▶ **TASK ITEM**:
Reproduce the whole listing, keeping every character the same.
RECORDS SUPPLIED Block Start
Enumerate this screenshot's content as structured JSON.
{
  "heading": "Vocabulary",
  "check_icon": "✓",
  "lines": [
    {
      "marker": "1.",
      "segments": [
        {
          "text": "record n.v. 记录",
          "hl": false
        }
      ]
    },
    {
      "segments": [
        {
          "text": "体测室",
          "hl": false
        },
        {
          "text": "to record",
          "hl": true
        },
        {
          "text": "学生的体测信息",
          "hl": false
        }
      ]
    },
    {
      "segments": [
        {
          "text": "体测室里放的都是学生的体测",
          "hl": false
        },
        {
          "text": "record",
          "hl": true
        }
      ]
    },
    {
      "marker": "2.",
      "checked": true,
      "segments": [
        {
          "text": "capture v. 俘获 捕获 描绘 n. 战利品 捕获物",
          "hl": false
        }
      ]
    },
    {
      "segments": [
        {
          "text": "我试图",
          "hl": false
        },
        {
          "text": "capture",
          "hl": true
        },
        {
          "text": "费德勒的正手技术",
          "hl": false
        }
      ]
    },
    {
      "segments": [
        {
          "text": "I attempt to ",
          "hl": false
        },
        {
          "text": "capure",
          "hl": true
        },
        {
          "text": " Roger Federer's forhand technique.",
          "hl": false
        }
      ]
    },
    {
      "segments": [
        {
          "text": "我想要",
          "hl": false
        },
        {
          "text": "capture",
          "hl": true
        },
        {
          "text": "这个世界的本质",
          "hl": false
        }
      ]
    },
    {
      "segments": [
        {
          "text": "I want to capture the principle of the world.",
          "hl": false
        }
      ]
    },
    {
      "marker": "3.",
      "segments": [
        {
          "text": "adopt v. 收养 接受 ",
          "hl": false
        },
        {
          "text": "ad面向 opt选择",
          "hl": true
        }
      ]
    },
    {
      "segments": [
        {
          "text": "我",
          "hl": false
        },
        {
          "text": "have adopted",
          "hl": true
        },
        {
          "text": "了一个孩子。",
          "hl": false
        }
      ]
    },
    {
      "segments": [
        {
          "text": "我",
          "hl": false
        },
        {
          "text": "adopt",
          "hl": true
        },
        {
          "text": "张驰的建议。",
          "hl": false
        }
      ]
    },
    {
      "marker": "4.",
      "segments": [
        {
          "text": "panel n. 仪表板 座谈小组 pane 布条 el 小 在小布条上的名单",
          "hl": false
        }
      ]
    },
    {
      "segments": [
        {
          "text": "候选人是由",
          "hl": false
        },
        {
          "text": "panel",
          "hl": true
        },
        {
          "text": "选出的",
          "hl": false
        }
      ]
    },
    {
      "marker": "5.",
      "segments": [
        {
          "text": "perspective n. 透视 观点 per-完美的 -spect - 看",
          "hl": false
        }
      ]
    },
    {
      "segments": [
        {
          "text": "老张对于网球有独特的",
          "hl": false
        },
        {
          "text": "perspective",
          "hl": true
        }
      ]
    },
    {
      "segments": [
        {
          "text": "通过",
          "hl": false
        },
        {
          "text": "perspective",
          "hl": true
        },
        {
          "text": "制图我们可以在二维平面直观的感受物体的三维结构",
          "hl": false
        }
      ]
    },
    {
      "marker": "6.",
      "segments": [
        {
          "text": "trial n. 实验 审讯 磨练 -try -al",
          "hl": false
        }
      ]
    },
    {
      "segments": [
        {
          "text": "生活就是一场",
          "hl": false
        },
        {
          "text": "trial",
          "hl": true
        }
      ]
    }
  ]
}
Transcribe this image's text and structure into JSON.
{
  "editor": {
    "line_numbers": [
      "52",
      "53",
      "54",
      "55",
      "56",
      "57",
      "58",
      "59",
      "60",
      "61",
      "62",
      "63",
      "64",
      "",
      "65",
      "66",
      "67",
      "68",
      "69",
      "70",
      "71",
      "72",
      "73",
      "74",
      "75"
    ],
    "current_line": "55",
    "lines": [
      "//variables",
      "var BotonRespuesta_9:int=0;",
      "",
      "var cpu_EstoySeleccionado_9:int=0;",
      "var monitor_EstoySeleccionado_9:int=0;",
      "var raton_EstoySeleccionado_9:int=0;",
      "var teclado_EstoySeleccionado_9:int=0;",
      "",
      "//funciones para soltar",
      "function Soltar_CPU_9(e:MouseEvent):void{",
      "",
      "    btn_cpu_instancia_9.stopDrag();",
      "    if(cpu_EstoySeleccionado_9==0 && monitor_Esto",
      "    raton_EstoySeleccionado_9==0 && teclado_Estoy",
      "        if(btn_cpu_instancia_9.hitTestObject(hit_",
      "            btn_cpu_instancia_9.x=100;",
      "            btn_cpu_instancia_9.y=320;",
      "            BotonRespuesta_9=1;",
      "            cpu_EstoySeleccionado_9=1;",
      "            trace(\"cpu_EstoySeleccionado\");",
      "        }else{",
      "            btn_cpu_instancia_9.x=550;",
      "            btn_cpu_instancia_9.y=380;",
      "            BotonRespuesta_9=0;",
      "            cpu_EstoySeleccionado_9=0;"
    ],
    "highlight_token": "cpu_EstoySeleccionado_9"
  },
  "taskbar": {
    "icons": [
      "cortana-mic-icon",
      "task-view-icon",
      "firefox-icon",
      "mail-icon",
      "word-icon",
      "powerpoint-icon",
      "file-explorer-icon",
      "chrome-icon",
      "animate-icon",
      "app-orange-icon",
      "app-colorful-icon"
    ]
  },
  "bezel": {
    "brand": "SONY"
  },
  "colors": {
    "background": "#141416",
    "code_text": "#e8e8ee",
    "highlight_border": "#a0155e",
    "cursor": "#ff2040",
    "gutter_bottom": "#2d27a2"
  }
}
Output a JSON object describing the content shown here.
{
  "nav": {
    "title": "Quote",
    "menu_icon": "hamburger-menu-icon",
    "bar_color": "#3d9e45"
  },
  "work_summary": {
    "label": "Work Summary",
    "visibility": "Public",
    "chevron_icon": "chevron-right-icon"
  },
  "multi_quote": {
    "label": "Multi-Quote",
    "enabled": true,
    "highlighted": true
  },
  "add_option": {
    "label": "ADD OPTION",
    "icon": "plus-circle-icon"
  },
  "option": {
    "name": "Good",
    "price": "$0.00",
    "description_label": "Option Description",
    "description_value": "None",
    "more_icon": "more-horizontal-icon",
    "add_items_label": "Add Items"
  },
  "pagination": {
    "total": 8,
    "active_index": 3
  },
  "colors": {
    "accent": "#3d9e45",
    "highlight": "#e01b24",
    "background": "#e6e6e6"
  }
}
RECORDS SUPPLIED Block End
▶ **EXERCISE OUTPUT**:
Enumerate this screenshot's content as structured JSON.
{
  "heading": "Vocabulary",
  "check_icon": "✓",
  "lines": [
    {
      "marker": "1.",
      "segments": [
        {
          "text": "record n.v. 记录",
          "hl": false
        }
      ]
    },
    {
      "segments": [
        {
          "text": "体测室",
          "hl": false
        },
        {
          "text": "to record",
          "hl": true
        },
        {
          "text": "学生的体测信息",
          "hl": false
        }
      ]
    },
    {
      "segments": [
        {
          "text": "体测室里放的都是学生的体测",
          "hl": false
        },
        {
          "text": "record",
          "hl": true
        }
      ]
    },
    {
      "marker": "2.",
      "checked": true,
      "segments": [
        {
          "text": "capture v. 俘获 捕获 描绘 n. 战利品 捕获物",
          "hl": false
        }
      ]
    },
    {
      "segments": [
        {
          "text": "我试图",
          "hl": false
        },
        {
          "text": "capture",
          "hl": true
        },
        {
          "text": "费德勒的正手技术",
          "hl": false
        }
      ]
    },
    {
      "segments": [
        {
          "text": "I attempt to ",
          "hl": false
        },
        {
          "text": "capure",
          "hl": true
        },
        {
          "text": " Roger Federer's forhand technique.",
          "hl": false
        }
      ]
    },
    {
      "segments": [
        {
          "text": "我想要",
          "hl": false
        },
        {
          "text": "capture",
          "hl": true
        },
        {
          "text": "这个世界的本质",
          "hl": false
        }
      ]
    },
    {
      "segments": [
        {
          "text": "I want to capture the principle of the world.",
          "hl": false
        }
      ]
    },
    {
      "marker": "3.",
      "segments": [
        {
          "text": "adopt v. 收养 接受 ",
          "hl": false
        },
        {
          "text": "ad面向 opt选择",
          "hl": true
        }
      ]
    },
    {
      "segments": [
        {
          "text": "我",
          "hl": false
        },
        {
          "text": "have adopted",
          "hl": true
        },
        {
          "text": "了一个孩子。",
          "hl": false
        }
      ]
    },
    {
      "segments": [
        {
          "text": "我",
          "hl": false
        },
        {
          "text": "adopt",
          "hl": true
        },
        {
          "text": "张驰的建议。",
          "hl": false
        }
      ]
    },
    {
      "marker": "4.",
      "segments": [
        {
          "text": "panel n. 仪表板 座谈小组 pane 布条 el 小 在小布条上的名单",
          "hl": false
        }
      ]
    },
    {
      "segments": [
        {
          "text": "候选人是由",
          "hl": false
        },
        {
          "text": "panel",
          "hl": true
        },
        {
          "text": "选出的",
          "hl": false
        }
      ]
    },
    {
      "marker": "5.",
      "segments": [
        {
          "text": "perspective n. 透视 观点 per-完美的 -spect - 看",
          "hl": false
        }
      ]
    },
    {
      "segments": [
        {
          "text": "老张对于网球有独特的",
          "hl": false
        },
        {
          "text": "perspective",
          "hl": true
        }
      ]
    },
    {
      "segments": [
        {
          "text": "通过",
          "hl": false
        },
        {
          "text": "perspective",
          "hl": true
        },
        {
          "text": "制图我们可以在二维平面直观的感受物体的三维结构",
          "hl": false
        }
      ]
    },
    {
      "marker": "6.",
      "segments": [
        {
          "text": "trial n. 实验 审讯 磨练 -try -al",
          "hl": false
        }
      ]
    },
    {
      "segments": [
        {
          "text": "生活就是一场",
          "hl": false
        },
        {
          "text": "trial",
          "hl": true
        }
      ]
    }
  ]
}
Transcribe this image's text and structure into JSON.
{
  "editor": {
    "line_numbers": [
      "52",
      "53",
      "54",
      "55",
      "56",
      "57",
      "58",
      "59",
      "60",
      "61",
      "62",
      "63",
      "64",
      "",
      "65",
      "66",
      "67",
      "68",
      "69",
      "70",
      "71",
      "72",
      "73",
      "74",
      "75"
    ],
    "current_line": "55",
    "lines": [
      "//variables",
      "var BotonRespuesta_9:int=0;",
      "",
      "var cpu_EstoySeleccionado_9:int=0;",
      "var monitor_EstoySeleccionado_9:int=0;",
      "var raton_EstoySeleccionado_9:int=0;",
      "var teclado_EstoySeleccionado_9:int=0;",
      "",
      "//funciones para soltar",
      "function Soltar_CPU_9(e:MouseEvent):void{",
      "",
      "    btn_cpu_instancia_9.stopDrag();",
      "    if(cpu_EstoySeleccionado_9==0 && monitor_Esto",
      "    raton_EstoySeleccionado_9==0 && teclado_Estoy",
      "        if(btn_cpu_instancia_9.hitTestObject(hit_",
      "            btn_cpu_instancia_9.x=100;",
      "            btn_cpu_instancia_9.y=320;",
      "            BotonRespuesta_9=1;",
      "            cpu_EstoySeleccionado_9=1;",
      "            trace(\"cpu_EstoySeleccionado\");",
      "        }else{",
      "            btn_cpu_instancia_9.x=550;",
      "            btn_cpu_instancia_9.y=380;",
      "            BotonRespuesta_9=0;",
      "            cpu_EstoySeleccionado_9=0;"
    ],
    "highlight_token": "cpu_EstoySeleccionado_9"
  },
  "taskbar": {
    "icons": [
      "cortana-mic-icon",
      "task-view-icon",
      "firefox-icon",
      "mail-icon",
      "word-icon",
      "powerpoint-icon",
      "file-explorer-icon",
      "chrome-icon",
      "animate-icon",
      "app-orange-icon",
      "app-colorful-icon"
    ]
  },
  "bezel": {
    "brand": "SONY"
  },
  "colors": {
    "background": "#141416",
    "code_text": "#e8e8ee",
    "highlight_border": "#a0155e",
    "cursor": "#ff2040",
    "gutter_bottom": "#2d27a2"
  }
}
Output a JSON object describing the content shown here.
{
  "nav": {
    "title": "Quote",
    "menu_icon": "hamburger-menu-icon",
    "bar_color": "#3d9e45"
  },
  "work_summary": {
    "label": "Work Summary",
    "visibility": "Public",
    "chevron_icon": "chevron-right-icon"
  },
  "multi_quote": {
    "label": "Multi-Quote",
    "enabled": true,
    "highlighted": true
  },
  "add_option": {
    "label": "ADD OPTION",
    "icon": "plus-circle-icon"
  },
  "option": {
    "name": "Good",
    "price": "$0.00",
    "description_label": "Option Description",
    "description_value": "None",
    "more_icon": "more-horizontal-icon",
    "add_items_label": "Add Items"
  },
  "pagination": {
    "total": 8,
    "active_index": 3
  },
  "colors": {
    "accent": "#3d9e45",
    "highlight": "#e01b24",
    "background": "#e6e6e6"
  }
}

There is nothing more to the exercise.